** WORK REQUIRED **
Look over the material for the string "main". Copy every line where it turns up.

** DATASET RECORDS **
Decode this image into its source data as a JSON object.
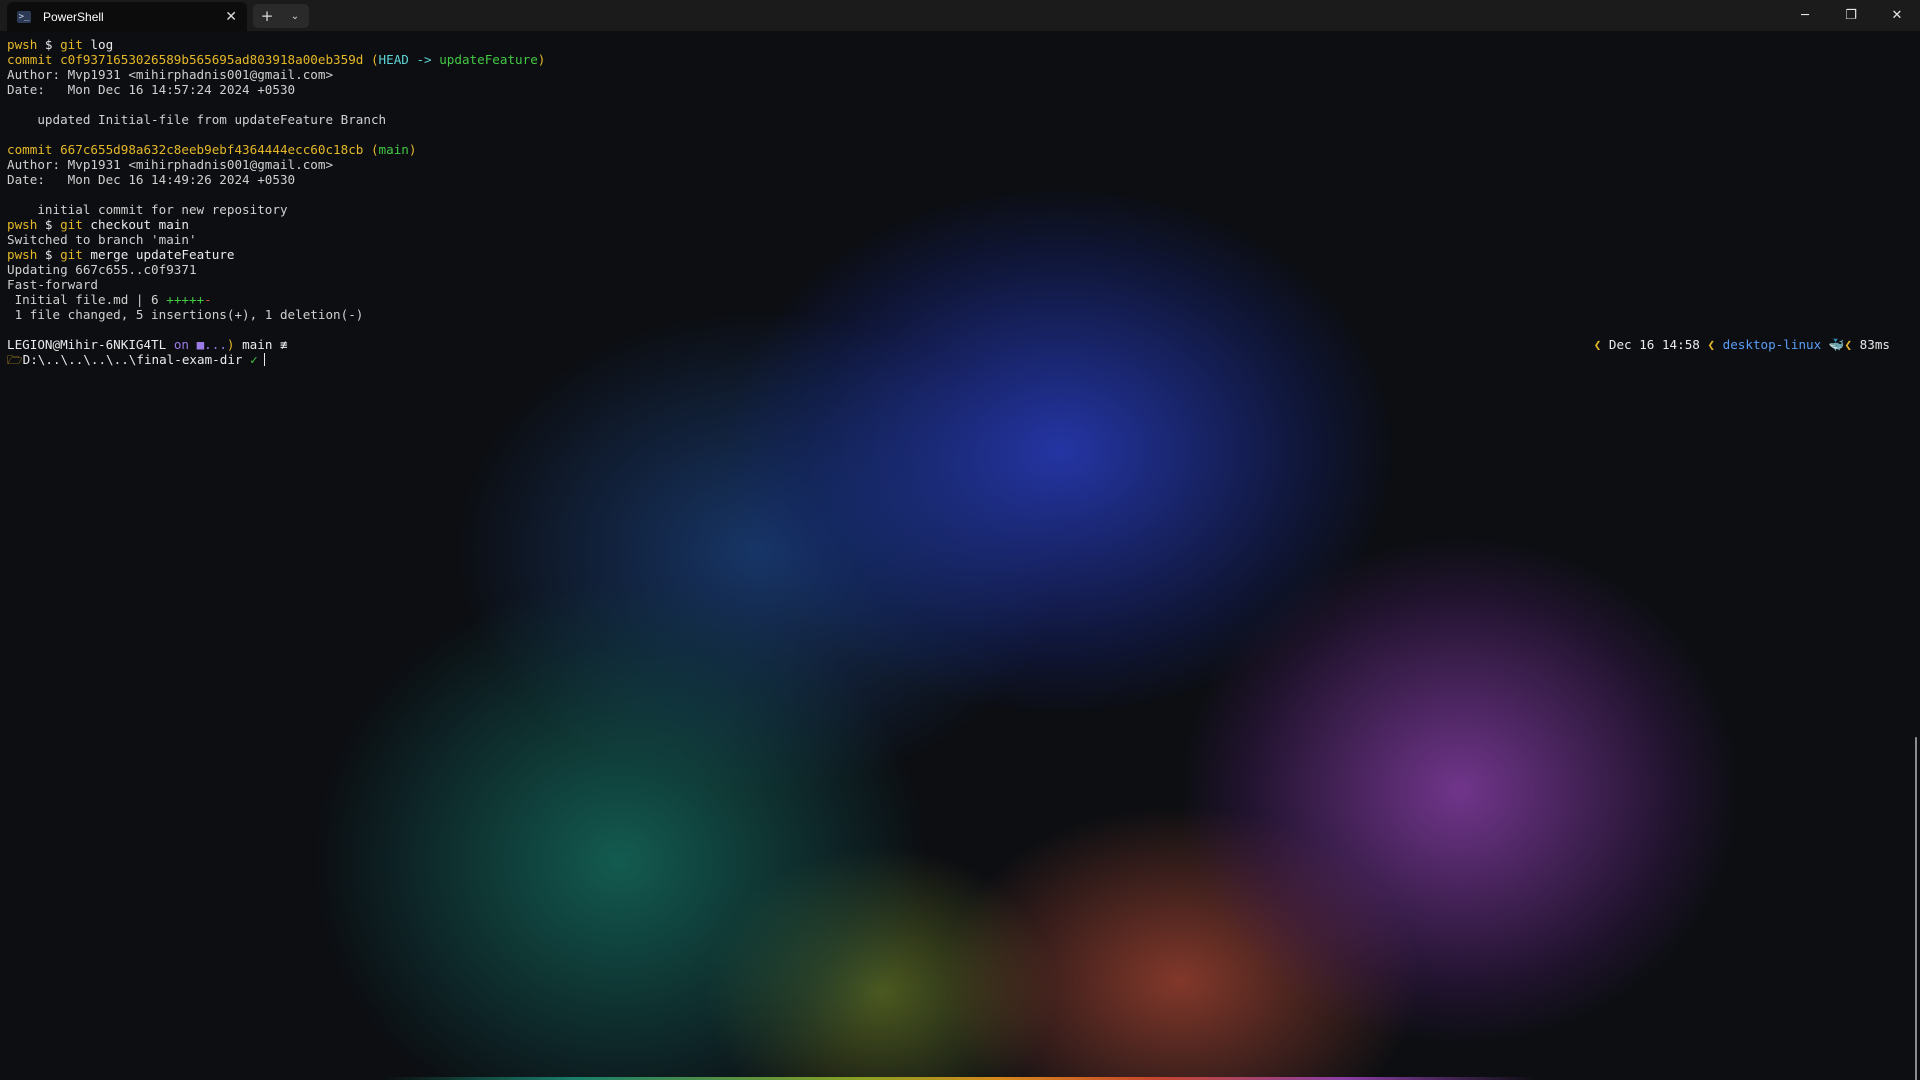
{
  "window": {
    "tab_title": "PowerShell",
    "tab_icon_glyph": ">_",
    "close_tab_glyph": "✕",
    "new_tab_glyph": "+",
    "dropdown_glyph": "⌄",
    "minimize_glyph": "─",
    "restore_glyph": "❐",
    "close_glyph": "✕"
  },
  "terminal": {
    "l1": {
      "prompt": "pwsh",
      "dollar": " $ ",
      "cmd": "git",
      "args": " log"
    },
    "l2": {
      "prefix": "commit c0f9371653026589b565695ad803918a00eb359d (",
      "head": "HEAD",
      "arrow": " -> ",
      "branch": "updateFeature",
      "suffix": ")"
    },
    "l3": "Author: Mvp1931 <mihirphadnis001@gmail.com>",
    "l4": "Date:   Mon Dec 16 14:57:24 2024 +0530",
    "l6": "    updated Initial-file from updateFeature Branch",
    "l8": {
      "prefix": "commit 667c655d98a632c8eeb9ebf4364444ecc60c18cb (",
      "branch": "main",
      "suffix": ")"
    },
    "l9": "Author: Mvp1931 <mihirphadnis001@gmail.com>",
    "l10": "Date:   Mon Dec 16 14:49:26 2024 +0530",
    "l12": "    initial commit for new repository",
    "l13": {
      "prompt": "pwsh",
      "dollar": " $ ",
      "cmd": "git",
      "args": " checkout main"
    },
    "l14": "Switched to branch 'main'",
    "l15": {
      "prompt": "pwsh",
      "dollar": " $ ",
      "cmd": "git",
      "args": " merge updateFeature"
    },
    "l16": "Updating 667c655..c0f9371",
    "l17": "Fast-forward",
    "l18": {
      "text": " Initial file.md | 6 ",
      "plus": "+++++",
      "minus": "-"
    },
    "l19": " 1 file changed, 5 insertions(+), 1 deletion(-)",
    "prompt": {
      "user_host": "LEGION@Mihir-6NKIG4TL",
      "on": " on ",
      "os_glyph": "■",
      "ellipsis": "...",
      "sep": ") ",
      "git_glyph": "",
      "branch": "main",
      "status": " ≢",
      "folder_glyph": "🗁",
      "path": "D:\\..\\..\\..\\..\\final-exam-dir",
      "check": " ✓"
    },
    "right_prompt": {
      "sep1": "❮ ",
      "time": "Dec 16 14:58",
      "sep2": " ❮ ",
      "host": "desktop-linux",
      "whale": " 🐳",
      "sep3": "❮ ",
      "duration": "83ms"
    }
  },
  "colors": {
    "prompt": "#e5b828",
    "branch": "#43c943",
    "head": "#5ed4d4",
    "docker": "#5a9ef5"
  }
}
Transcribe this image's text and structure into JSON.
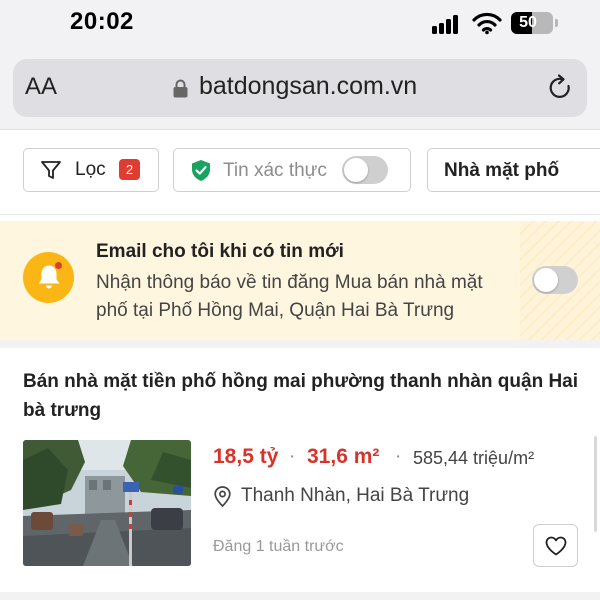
{
  "status_bar": {
    "time": "20:02",
    "battery_level": "50",
    "battery_fraction": 0.5,
    "icons": [
      "signal-icon",
      "wifi-icon",
      "battery-icon"
    ]
  },
  "browser": {
    "text_size_label": "AA",
    "url": "batdongsan.com.vn",
    "icons": [
      "lock-icon",
      "reload-icon"
    ]
  },
  "filters": {
    "filter_label": "Lọc",
    "filter_count": "2",
    "verified_label": "Tin xác thực",
    "verified_enabled": false,
    "property_type_label": "Nhà mặt phố",
    "icons": [
      "funnel-icon",
      "shield-check-icon"
    ]
  },
  "alert": {
    "title": "Email cho tôi khi có tin mới",
    "description": "Nhận thông báo về tin đăng Mua bán nhà mặt phố tại Phố Hồng Mai, Quận Hai Bà Trưng",
    "enabled": false,
    "icon": "bell-icon"
  },
  "listing": {
    "title": "Bán nhà mặt tiền phố hồng mai phường thanh nhàn quận Hai bà trưng",
    "price": "18,5 tỷ",
    "separator": "·",
    "area": "31,6 m²",
    "price_per_m2": "585,44 triệu/m²",
    "location": "Thanh Nhàn, Hai Bà Trưng",
    "posted": "Đăng 1 tuần trước",
    "icons": [
      "location-pin-icon",
      "heart-icon"
    ]
  },
  "colors": {
    "accent_red": "#d7332b",
    "badge_red": "#e03c31",
    "alert_background": "#fff6e0",
    "bell_yellow": "#fab615",
    "verified_green": "#1aa260"
  }
}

** ANSWER **
      "branch": "main",
      "args": " checkout main"
    "l14": "Switched to branch 'main'",
      "branch": "main",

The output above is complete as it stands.